The Russian foreign ministry said the Franco-Spanish resolution “distorted” the real situation in Syria, and that a ban on aerial bombardment would “provide cover to terrorists from Jabhat al-Nusra” and allied militants.
After Russia’s veto, the council moved to the second vote on the Russian-drafted counter-resolution, but it failed to gather enough votes to pass.
The Russian resolution, which omitted mention of aerial bombardment, was voted down with nine votes against and four in favor.
China’s U.N. Ambassador Liu Jieyi said some of the content of the French draft “does not reflect the full respect for the sovereignty, independence, unification and territorial integrity of Syria,” while the content of the Russian draft did.
“We regret that the (Russian draft) resolution was not adopted,” he told the council.
Russia only gained the support of China, Venezuela and Egypt for its draft resolution. Angola and Uruguay abstained, while the remaining nine council members voted against.
Churkin, who is council president for October, described the dual votes on Saturday as one of the “strangest spectacles in the history of the Security Council.”
“Given that the crisis in Syria is at a critical stage, when it is particularly important that there be a coordination of the political efforts of the international community, this waste of time is inadmissible,” Churkin told the council.
global tension raises
“Normally I begin my statement with, ‘Thank you Mr President’,” Matthew Rycroft, the UK ambassador to the UN, said at the start of his remarks. “I cannot do this today.”
“This council cannot stand by while such misery is meted out on the people of Aleppo. And yet, thanks to you, Mr President, that is exactly what we are doing,” Rycroft told the council. “Thanks to your actions today, Syrians will continue to lose their lives in Aleppo and beyond to Russian and Syrian bombing. Please stop now.”
The US deputy ambassador, David Pressman, said: “One of us, perversely the president of council, is determined for the killing to continue, and is helping carry it out.”
In response to Rycroft’s comments, Vitaly Churkin, Russia’s ambassador to the UN, said “the UK should stop supporting terrorists instead”.
“Stop supporting all the villains across the world, including terrorists,” he said.
“Stop interfering in the internal affairs of sovereign states. Stop your colonial habits. Leave the world in peace and then, maybe, things will improve in many areas and regions of the world.”

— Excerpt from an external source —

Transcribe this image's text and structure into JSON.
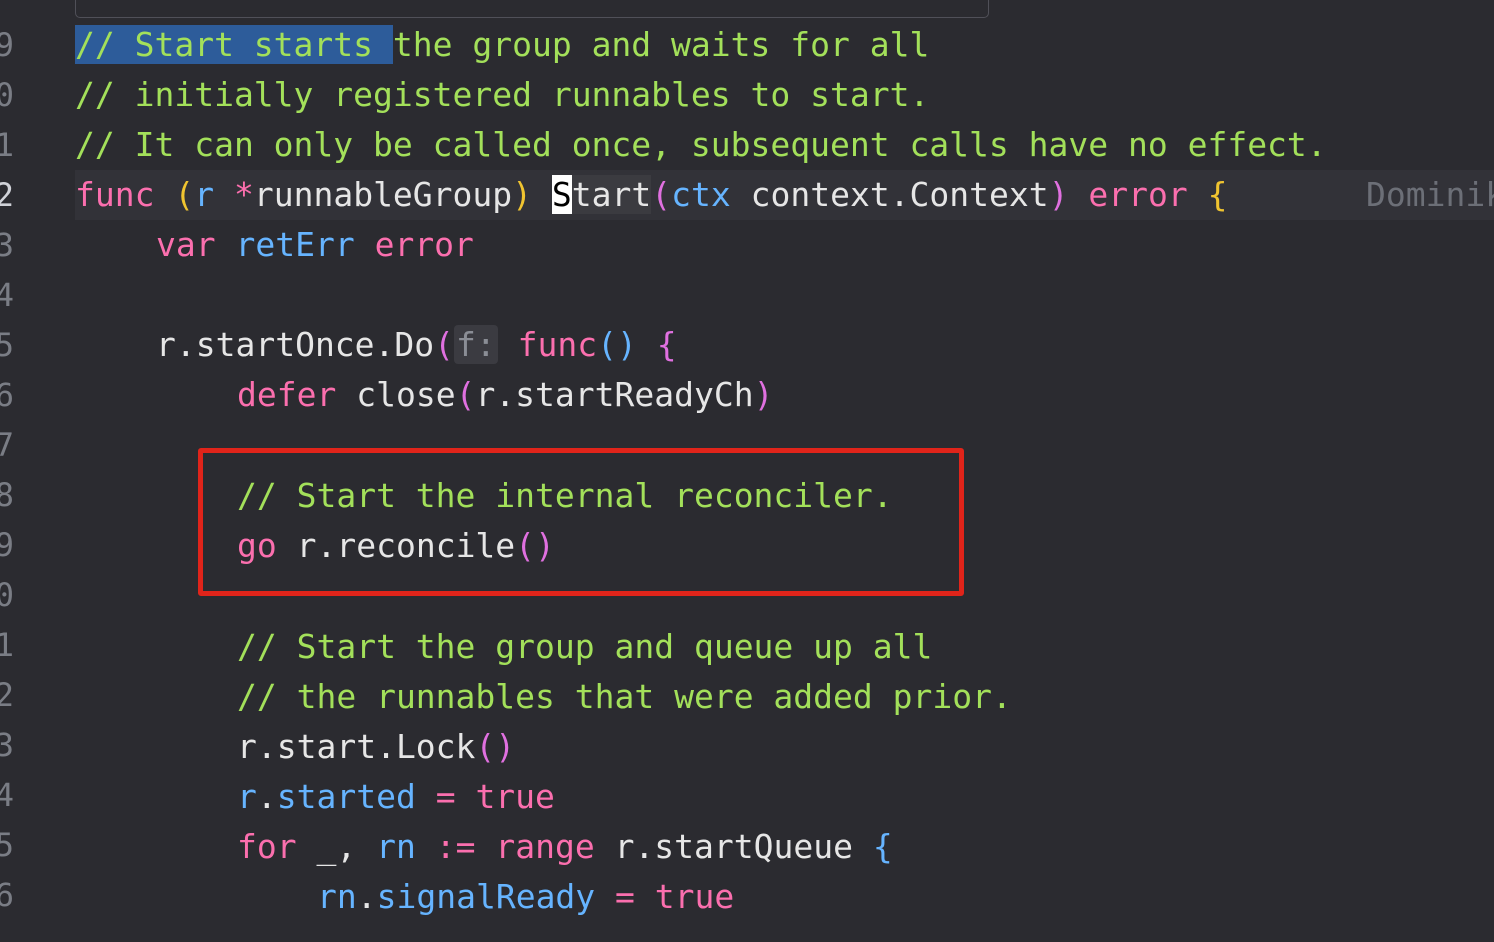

“Russia has become one of the chief purveyors of terror in Aleppo, using tactics more commonly associated with thugs than governments,” U.S. Deputy Ambassador to the United Nations David Pressman told the council.
He said Russia was “intent on allowing the killing to continue and, indeed, participating in carrying it out” and that what was needed from Moscow was “less talk and more action from them to stop the slaughter.”
The United States on Monday suspended talks with Russia on implementing a ceasefire deal in Syria, accusing Moscow of not living up to its commitments to halt fighting and ensure aid reached besieged communities.
The Assad regime forces, backed by Russian air power, Iranian ground forces and Shi’ite militia fighters from Iran, Iraq, and Lebanon, has been tightening its grip on rebel-held districts of Aleppo this year, and this summer achieved a long-held goal of fully encircling the area.
Recovering full control of the rebels’ last significant urban area would be the most important victory of the war so far for Assad, strengthening his control over Syria’s most populous and strategically important regions.